4. Maintain a clear, well-oiled remote work structure
A common misconception people have is that remote work is unstructured—not true. Since remote employees generally don’t have to stick to nine-to-five working hours, you can be a little more flexible with remote working structures. The keyword, however, is “structure”—you need to keep everything in order so the workflow is not disrupted.
Consult your team members to ensure everyone’s on the same page about operating hours and meeting frequencies. Make sure people aren’t procrastinating and that deadlines are met. Maintaining appropriate structure improves and supports efficiency and effectiveness.
5. Provide a platform for effective communication
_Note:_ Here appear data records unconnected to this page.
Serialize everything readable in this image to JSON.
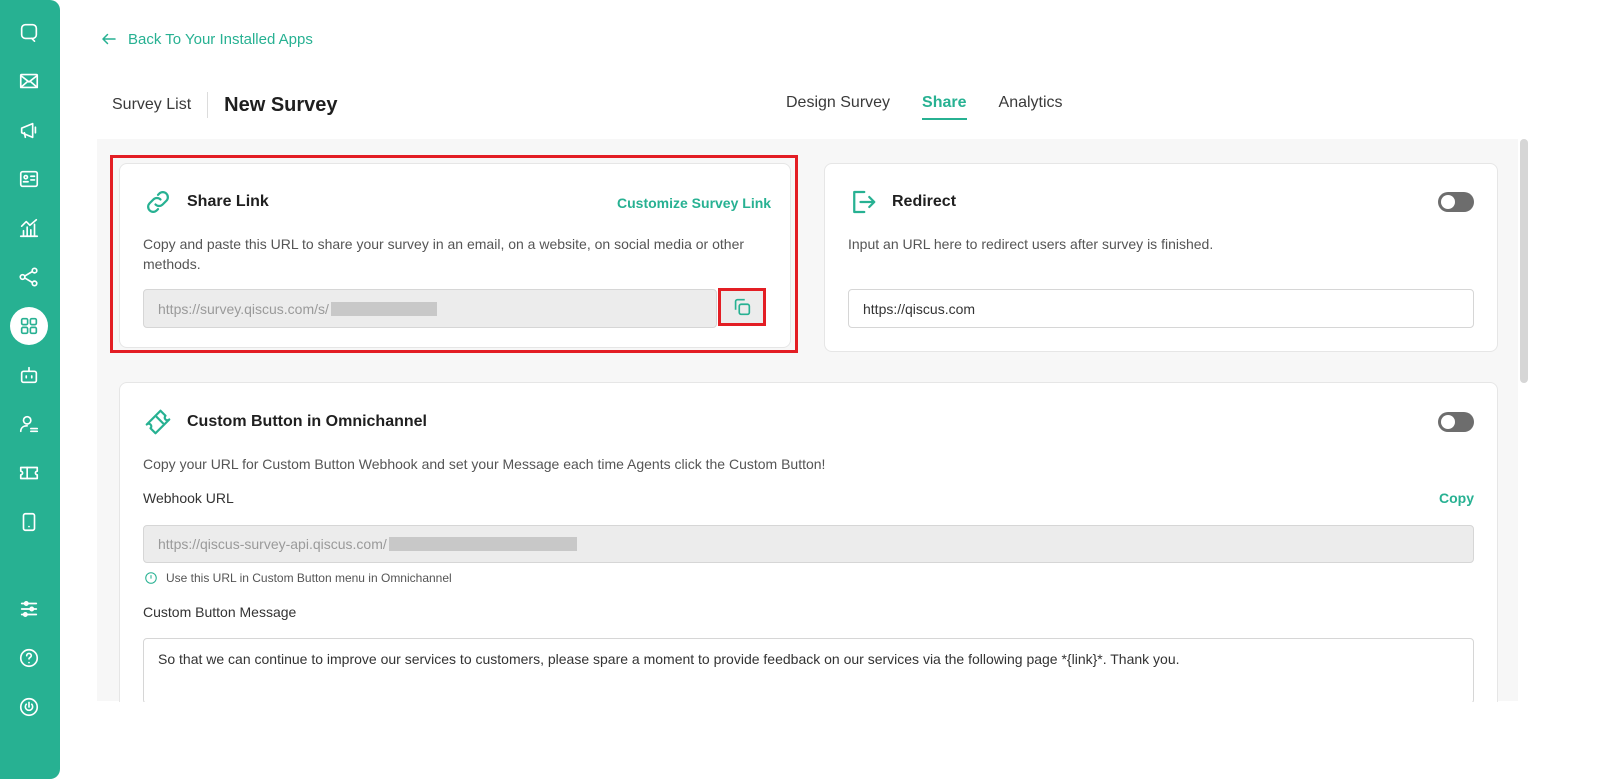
{
  "sidebar": {
    "items": [
      "chat-icon",
      "mail-icon",
      "broadcast-icon",
      "contact-card-icon",
      "analytics-icon",
      "integration-icon",
      "apps-icon",
      "bot-icon",
      "agent-icon",
      "ticket-icon",
      "mobile-icon",
      "settings-icon",
      "help-icon",
      "power-icon"
    ],
    "active": "apps-icon"
  },
  "back_link": "Back To Your Installed Apps",
  "breadcrumb": {
    "list": "Survey List",
    "title": "New Survey"
  },
  "tabs": [
    {
      "label": "Design Survey",
      "active": false
    },
    {
      "label": "Share",
      "active": true
    },
    {
      "label": "Analytics",
      "active": false
    }
  ],
  "share_link": {
    "title": "Share Link",
    "customize": "Customize Survey Link",
    "description": "Copy and paste this URL to share your survey in an email, on a website, on social media or other methods.",
    "url": "https://survey.qiscus.com/s/"
  },
  "redirect": {
    "title": "Redirect",
    "description": "Input an URL here to redirect users after survey is finished.",
    "url": "https://qiscus.com",
    "enabled": false
  },
  "custom_button": {
    "title": "Custom Button in Omnichannel",
    "description": "Copy your URL for Custom Button Webhook and set your Message each time Agents click the Custom Button!",
    "webhook_label": "Webhook URL",
    "copy": "Copy",
    "webhook_url": "https://qiscus-survey-api.qiscus.com/",
    "hint": "Use this URL in Custom Button menu in Omnichannel",
    "message_label": "Custom Button Message",
    "message": "So that we can continue to improve our services to customers, please spare a moment to provide feedback on our services via the following page *{link}*. Thank you.",
    "enabled": false
  },
  "colors": {
    "accent": "#27b192",
    "highlight": "#e31e24"
  }
}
Teams can only enjoy the benefits of remote working agreements if robust and secure communication tools are in place. It’s important to limit the number of platforms you use. For example, sending one message on Skype and starting an email thread about the same topic can cause communication gaps and inefficiencies. An effective communication platform provides secure and compliant tools to help keep remote employees connected, and promotes transparency.
6. Focus on employee recognition
Every employee needs (and deserves) to be recognized for going above and beyond. This is even more critical when working with team members who aren’t present, as it’s easy for them to question whether what they contribute is relevant.
If team members don’t feel like you value their contributions, they’ll find an employer who does. Whenever a remote employee makes a valuable contribution, make sure you let them know. Find an appreciative way to acknowledge their accomplishments. Even a simple “this is amazing” message can go a long way. When remote employees know they are appreciated, they have less reason to go elsewhere.
Keeping remote employees happy is crucial for long-term success
The world of remote work isn’t going away anytime soon, and more employees will demand flexible agreements as they look to improve their work-life balance. As such, employers need to adapt to meet their needs.
When working with out-of-office team members, treating them like any other employee will help them feel like they belong. Maintaining communication, recognizing their achievements, and setting clear expectations will all go a long way toward maintaining the connection needed to keep employees feeling engaged and contributing to the success of the organization.
Dean Mathews is the founder and CEO of OnTheClock, an employee time tracking app that helps over 15,000 companies all around the world track time.
Dean has over 20 years of experience designing and developing business apps. He views software development as a form of art. If the artist creates a masterpiece, many people’s lives are touched and changed for the better.
When he is not perfecting time tracking, Dean enjoys expanding his faith, spending time with family and friends, and finding ways to make the world just a little better.